** PROVIDED RECORDS follows **

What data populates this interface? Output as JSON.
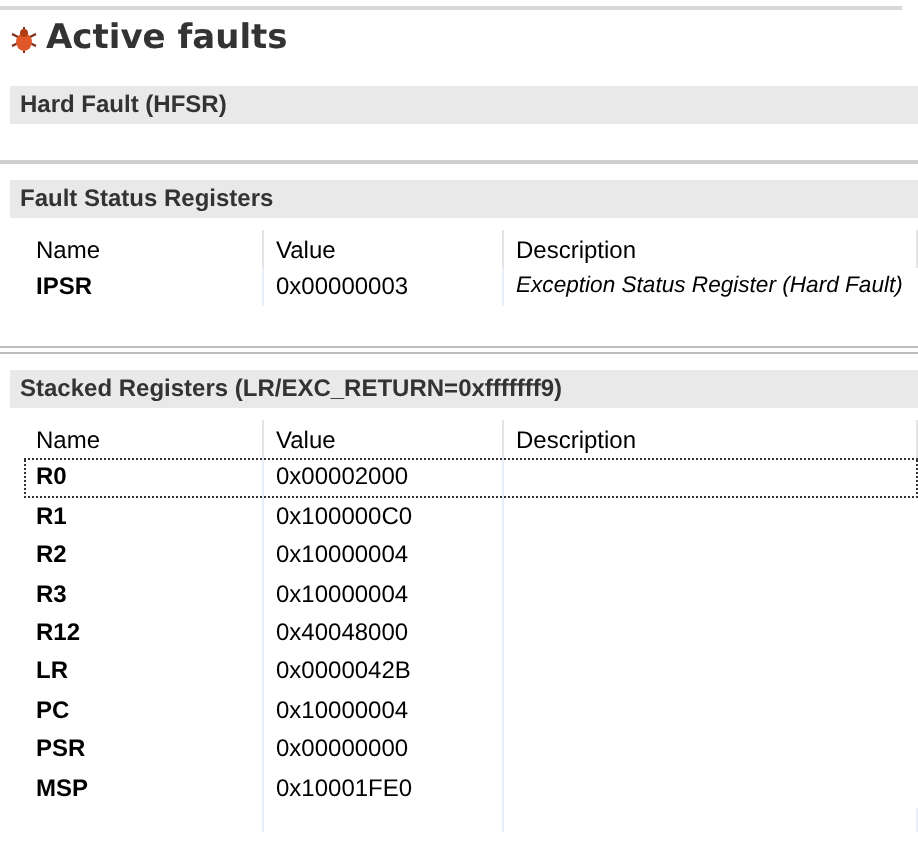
{
  "title": "Active faults",
  "sections": [
    {
      "heading": "Hard Fault (HFSR)"
    },
    {
      "heading": "Fault Status Registers",
      "columns": [
        "Name",
        "Value",
        "Description"
      ],
      "rows": [
        {
          "name": "IPSR",
          "value": "0x00000003",
          "description": "Exception Status Register (Hard Fault)",
          "selected": false
        }
      ]
    },
    {
      "heading": "Stacked Registers (LR/EXC_RETURN=0xfffffff9)",
      "columns": [
        "Name",
        "Value",
        "Description"
      ],
      "rows": [
        {
          "name": "R0",
          "value": "0x00002000",
          "selected": true
        },
        {
          "name": "R1",
          "value": "0x100000C0",
          "selected": false
        },
        {
          "name": "R2",
          "value": "0x10000004",
          "selected": false
        },
        {
          "name": "R3",
          "value": "0x10000004",
          "selected": false
        },
        {
          "name": "R12",
          "value": "0x40048000",
          "selected": false
        },
        {
          "name": "LR",
          "value": "0x0000042B",
          "selected": false
        },
        {
          "name": "PC",
          "value": "0x10000004",
          "selected": false
        },
        {
          "name": "PSR",
          "value": "0x00000000",
          "selected": false
        },
        {
          "name": "MSP",
          "value": "0x10001FE0",
          "selected": false
        }
      ]
    }
  ]
}
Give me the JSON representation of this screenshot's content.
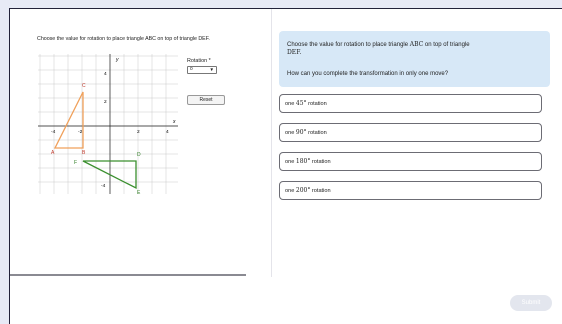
{
  "question": {
    "instruction": "Choose the value for rotation to place triangle ABC on top of triangle DEF.",
    "prompt_line1": "Choose the value for rotation to place triangle",
    "prompt_abc": "ABC",
    "prompt_line1_end": "on top of triangle",
    "prompt_def": "DEF.",
    "prompt_line2": "How can you complete the transformation in only one move?"
  },
  "controls": {
    "rotation_label": "Rotation *",
    "rotation_value": "0",
    "reset_label": "Reset"
  },
  "graph": {
    "axis_x_label": "x",
    "axis_y_label": "y",
    "x_ticks": [
      "-4",
      "-2",
      "2",
      "4"
    ],
    "y_ticks": [
      "4",
      "2",
      "-2",
      "-4"
    ],
    "points": {
      "A": "A",
      "B": "B",
      "C": "C",
      "D": "D",
      "E": "E",
      "F": "F"
    },
    "colors": {
      "abc": "#f0a05a",
      "def": "#3a8f2e"
    }
  },
  "options": [
    {
      "prefix": "one",
      "angle": "45",
      "unit": "°",
      "suffix": "rotation"
    },
    {
      "prefix": "one",
      "angle": "90",
      "unit": "°",
      "suffix": "rotation"
    },
    {
      "prefix": "one",
      "angle": "180",
      "unit": "°",
      "suffix": "rotation"
    },
    {
      "prefix": "one",
      "angle": "200",
      "unit": "°",
      "suffix": "rotation"
    }
  ],
  "submit_label": "Submit"
}
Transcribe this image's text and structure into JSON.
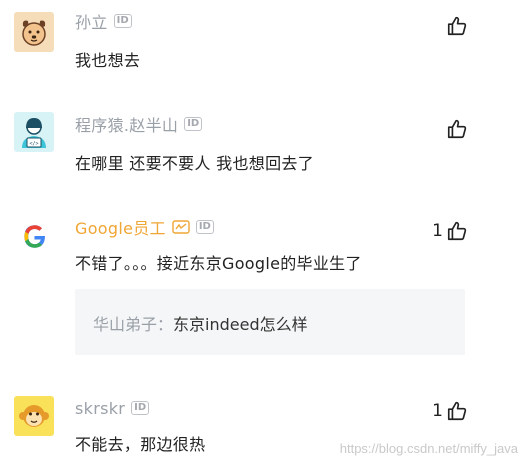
{
  "comments": [
    {
      "author": "孙立",
      "tag": "ID",
      "text": "我也想去",
      "avatar_icon": "dog-avatar-icon"
    },
    {
      "author": "程序猿.赵半山",
      "tag": "ID",
      "text": "在哪里 还要不要人 我也想回去了",
      "avatar_icon": "programmer-avatar-icon"
    },
    {
      "author": "Google员工",
      "tag": "ID",
      "text": "不错了。。。接近东京Google的毕业生了",
      "likes": "1",
      "avatar_icon": "google-logo-icon",
      "reply": {
        "author": "华山弟子",
        "separator": "：",
        "text": "东京indeed怎么样"
      }
    },
    {
      "author": "skrskr",
      "tag": "ID",
      "text": "不能去，那边很热",
      "likes": "1",
      "avatar_icon": "monkey-avatar-icon"
    }
  ],
  "watermark": "https://blog.csdn.net/miffy_java",
  "colors": {
    "name_gray": "#9aa0a8",
    "official_orange": "#f0a634",
    "google_blue": "#4285F4",
    "google_red": "#EA4335",
    "google_yellow": "#FBBC05",
    "google_green": "#34A853"
  }
}
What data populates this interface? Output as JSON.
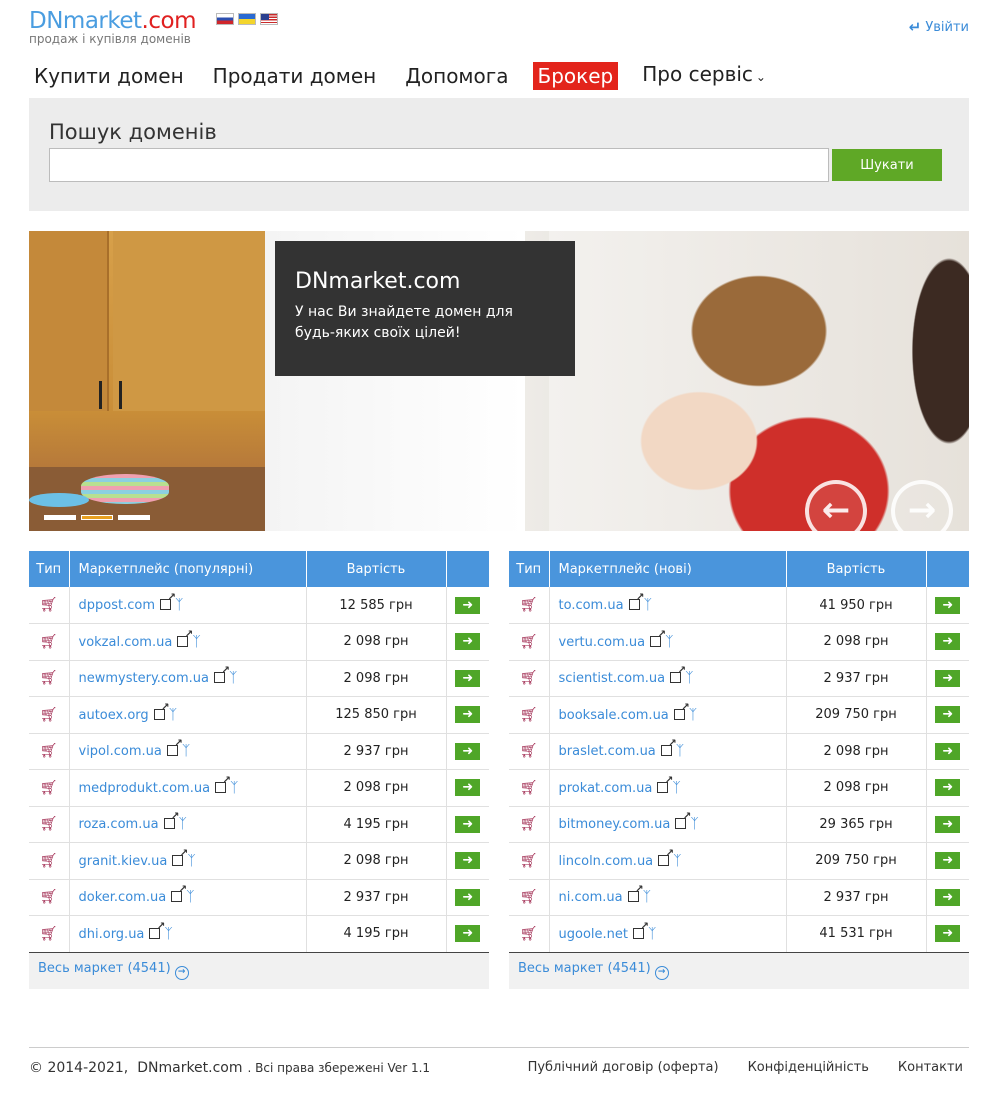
{
  "header": {
    "logo_dn": "DNmarket",
    "logo_com": ".com",
    "tagline": "продаж і купівля доменів",
    "login_label": "Увійти",
    "flags": [
      "flag-ru-icon",
      "flag-ua-icon",
      "flag-us-icon"
    ]
  },
  "nav": {
    "items": [
      {
        "label": "Купити домен"
      },
      {
        "label": "Продати домен"
      },
      {
        "label": "Допомога"
      },
      {
        "label": "Брокер"
      },
      {
        "label": "Про сервіс"
      }
    ]
  },
  "search": {
    "title": "Пошук доменів",
    "value": "",
    "button_label": "Шукати"
  },
  "banner": {
    "title": "DNmarket.com",
    "text": "У нас Ви знайдете домен для будь-яких своїх цілей!",
    "active_slide": 2
  },
  "popular": {
    "headers": [
      "Тип",
      "Маркетплейс (популярні)",
      "Вартість",
      ""
    ],
    "rows": [
      {
        "domain": "dppost.com",
        "price": "12 585 грн"
      },
      {
        "domain": "vokzal.com.ua",
        "price": "2 098 грн"
      },
      {
        "domain": "newmystery.com.ua",
        "price": "2 098 грн"
      },
      {
        "domain": "autoex.org",
        "price": "125 850 грн"
      },
      {
        "domain": "vipol.com.ua",
        "price": "2 937 грн"
      },
      {
        "domain": "medprodukt.com.ua",
        "price": "2 098 грн"
      },
      {
        "domain": "roza.com.ua",
        "price": "4 195 грн"
      },
      {
        "domain": "granit.kiev.ua",
        "price": "2 098 грн"
      },
      {
        "domain": "doker.com.ua",
        "price": "2 937 грн"
      },
      {
        "domain": "dhi.org.ua",
        "price": "4 195 грн"
      }
    ],
    "more_label": "Весь маркет (4541)"
  },
  "new": {
    "headers": [
      "Тип",
      "Маркетплейс (нові)",
      "Вартість",
      ""
    ],
    "rows": [
      {
        "domain": "to.com.ua",
        "price": "41 950 грн"
      },
      {
        "domain": "vertu.com.ua",
        "price": "2 098 грн"
      },
      {
        "domain": "scientist.com.ua",
        "price": "2 937 грн"
      },
      {
        "domain": "booksale.com.ua",
        "price": "209 750 грн"
      },
      {
        "domain": "braslet.com.ua",
        "price": "2 098 грн"
      },
      {
        "domain": "prokat.com.ua",
        "price": "2 098 грн"
      },
      {
        "domain": "bitmoney.com.ua",
        "price": "29 365 грн"
      },
      {
        "domain": "lincoln.com.ua",
        "price": "209 750 грн"
      },
      {
        "domain": "ni.com.ua",
        "price": "2 937 грн"
      },
      {
        "domain": "ugoole.net",
        "price": "41 531 грн"
      }
    ],
    "more_label": "Весь маркет (4541)"
  },
  "footer": {
    "copyright": "© 2014-2021,",
    "brand": "DNmarket.com",
    "rights": ". Всі права збережені Ver 1.1",
    "links": [
      "Публічний договір (оферта)",
      "Конфіденційність",
      "Контакти"
    ]
  },
  "colors": {
    "accent_blue": "#4a95dc",
    "broker_red": "#e3241b",
    "button_green": "#5fa826"
  }
}
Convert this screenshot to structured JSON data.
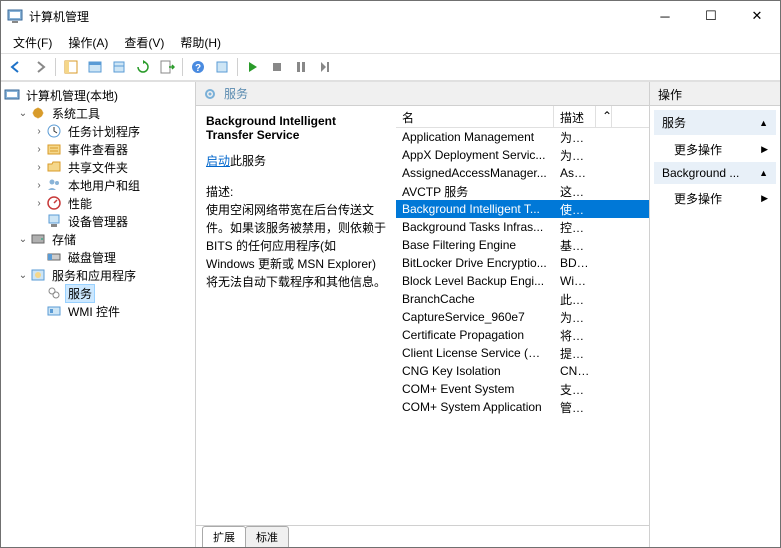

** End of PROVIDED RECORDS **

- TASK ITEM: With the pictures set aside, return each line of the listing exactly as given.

- RESULT OF THIS TASK:
What data populates this interface? Output as JSON.
{
  "title": "Active faults",
  "sections": [
    {
      "heading": "Hard Fault (HFSR)"
    },
    {
      "heading": "Fault Status Registers",
      "columns": [
        "Name",
        "Value",
        "Description"
      ],
      "rows": [
        {
          "name": "IPSR",
          "value": "0x00000003",
          "description": "Exception Status Register (Hard Fault)",
          "selected": false
        }
      ]
    },
    {
      "heading": "Stacked Registers (LR/EXC_RETURN=0xfffffff9)",
      "columns": [
        "Name",
        "Value",
        "Description"
      ],
      "rows": [
        {
          "name": "R0",
          "value": "0x00002000",
          "selected": true
        },
        {
          "name": "R1",
          "value": "0x100000C0",
          "selected": false
        },
        {
          "name": "R2",
          "value": "0x10000004",
          "selected": false
        },
        {
          "name": "R3",
          "value": "0x10000004",
          "selected": false
        },
        {
          "name": "R12",
          "value": "0x40048000",
          "selected": false
        },
        {
          "name": "LR",
          "value": "0x0000042B",
          "selected": false
        },
        {
          "name": "PC",
          "value": "0x10000004",
          "selected": false
        },
        {
          "name": "PSR",
          "value": "0x00000000",
          "selected": false
        },
        {
          "name": "MSP",
          "value": "0x10001FE0",
          "selected": false
        }
      ]
    }
  ]
}
Give me the JSON representation of this screenshot's content.
{
  "question": {
    "instruction": "Choose the value for rotation to place triangle ABC on top of triangle DEF.",
    "prompt_line1": "Choose the value for rotation to place triangle",
    "prompt_abc": "ABC",
    "prompt_line1_end": "on top of triangle",
    "prompt_def": "DEF.",
    "prompt_line2": "How can you complete the transformation in only one move?"
  },
  "controls": {
    "rotation_label": "Rotation *",
    "rotation_value": "0",
    "reset_label": "Reset"
  },
  "graph": {
    "axis_x_label": "x",
    "axis_y_label": "y",
    "x_ticks": [
      "-4",
      "-2",
      "2",
      "4"
    ],
    "y_ticks": [
      "4",
      "2",
      "-2",
      "-4"
    ],
    "points": {
      "A": "A",
      "B": "B",
      "C": "C",
      "D": "D",
      "E": "E",
      "F": "F"
    },
    "colors": {
      "abc": "#f0a05a",
      "def": "#3a8f2e"
    }
  },
  "options": [
    {
      "prefix": "one",
      "angle": "45",
      "unit": "°",
      "suffix": "rotation"
    },
    {
      "prefix": "one",
      "angle": "90",
      "unit": "°",
      "suffix": "rotation"
    },
    {
      "prefix": "one",
      "angle": "180",
      "unit": "°",
      "suffix": "rotation"
    },
    {
      "prefix": "one",
      "angle": "200",
      "unit": "°",
      "suffix": "rotation"
    }
  ],
  "submit_label": "Submit"
}
Transcribe this image's text and structure into JSON.
{
  "comments": [
    {
      "author": "孙立",
      "tag": "ID",
      "text": "我也想去",
      "avatar_icon": "dog-avatar-icon"
    },
    {
      "author": "程序猿.赵半山",
      "tag": "ID",
      "text": "在哪里 还要不要人 我也想回去了",
      "avatar_icon": "programmer-avatar-icon"
    },
    {
      "author": "Google员工",
      "tag": "ID",
      "text": "不错了。。。接近东京Google的毕业生了",
      "likes": "1",
      "avatar_icon": "google-logo-icon",
      "reply": {
        "author": "华山弟子",
        "separator": "：",
        "text": "东京indeed怎么样"
      }
    },
    {
      "author": "skrskr",
      "tag": "ID",
      "text": "不能去，那边很热",
      "likes": "1",
      "avatar_icon": "monkey-avatar-icon"
    }
  ],
  "watermark": "https://blog.csdn.net/miffy_java",
  "colors": {
    "name_gray": "#9aa0a8",
    "official_orange": "#f0a634",
    "google_blue": "#4285F4",
    "google_red": "#EA4335",
    "google_yellow": "#FBBC05",
    "google_green": "#34A853"
  }
}
What data populates this interface? Output as JSON.
{
  "header": {
    "logo_dn": "DNmarket",
    "logo_com": ".com",
    "tagline": "продаж і купівля доменів",
    "login_label": "Увійти",
    "flags": [
      "flag-ru-icon",
      "flag-ua-icon",
      "flag-us-icon"
    ]
  },
  "nav": {
    "items": [
      {
        "label": "Купити домен"
      },
      {
        "label": "Продати домен"
      },
      {
        "label": "Допомога"
      },
      {
        "label": "Брокер"
      },
      {
        "label": "Про сервіс"
      }
    ]
  },
  "search": {
    "title": "Пошук доменів",
    "value": "",
    "button_label": "Шукати"
  },
  "banner": {
    "title": "DNmarket.com",
    "text": "У нас Ви знайдете домен для будь-яких своїх цілей!",
    "active_slide": 2
  },
  "popular": {
    "headers": [
      "Тип",
      "Маркетплейс (популярні)",
      "Вартість",
      ""
    ],
    "rows": [
      {
        "domain": "dppost.com",
        "price": "12 585 грн"
      },
      {
        "domain": "vokzal.com.ua",
        "price": "2 098 грн"
      },
      {
        "domain": "newmystery.com.ua",
        "price": "2 098 грн"
      },
      {
        "domain": "autoex.org",
        "price": "125 850 грн"
      },
      {
        "domain": "vipol.com.ua",
        "price": "2 937 грн"
      },
      {
        "domain": "medprodukt.com.ua",
        "price": "2 098 грн"
      },
      {
        "domain": "roza.com.ua",
        "price": "4 195 грн"
      },
      {
        "domain": "granit.kiev.ua",
        "price": "2 098 грн"
      },
      {
        "domain": "doker.com.ua",
        "price": "2 937 грн"
      },
      {
        "domain": "dhi.org.ua",
        "price": "4 195 грн"
      }
    ],
    "more_label": "Весь маркет (4541)"
  },
  "new": {
    "headers": [
      "Тип",
      "Маркетплейс (нові)",
      "Вартість",
      ""
    ],
    "rows": [
      {
        "domain": "to.com.ua",
        "price": "41 950 грн"
      },
      {
        "domain": "vertu.com.ua",
        "price": "2 098 грн"
      },
      {
        "domain": "scientist.com.ua",
        "price": "2 937 грн"
      },
      {
        "domain": "booksale.com.ua",
        "price": "209 750 грн"
      },
      {
        "domain": "braslet.com.ua",
        "price": "2 098 грн"
      },
      {
        "domain": "prokat.com.ua",
        "price": "2 098 грн"
      },
      {
        "domain": "bitmoney.com.ua",
        "price": "29 365 грн"
      },
      {
        "domain": "lincoln.com.ua",
        "price": "209 750 грн"
      },
      {
        "domain": "ni.com.ua",
        "price": "2 937 грн"
      },
      {
        "domain": "ugoole.net",
        "price": "41 531 грн"
      }
    ],
    "more_label": "Весь маркет (4541)"
  },
  "footer": {
    "copyright": "© 2014-2021,",
    "brand": "DNmarket.com",
    "rights": ". Всі права збережені Ver 1.1",
    "links": [
      "Публічний договір (оферта)",
      "Конфіденційність",
      "Контакти"
    ]
  },
  "colors": {
    "accent_blue": "#4a95dc",
    "broker_red": "#e3241b",
    "button_green": "#5fa826"
  }
}
Convert this screenshot to structured JSON data.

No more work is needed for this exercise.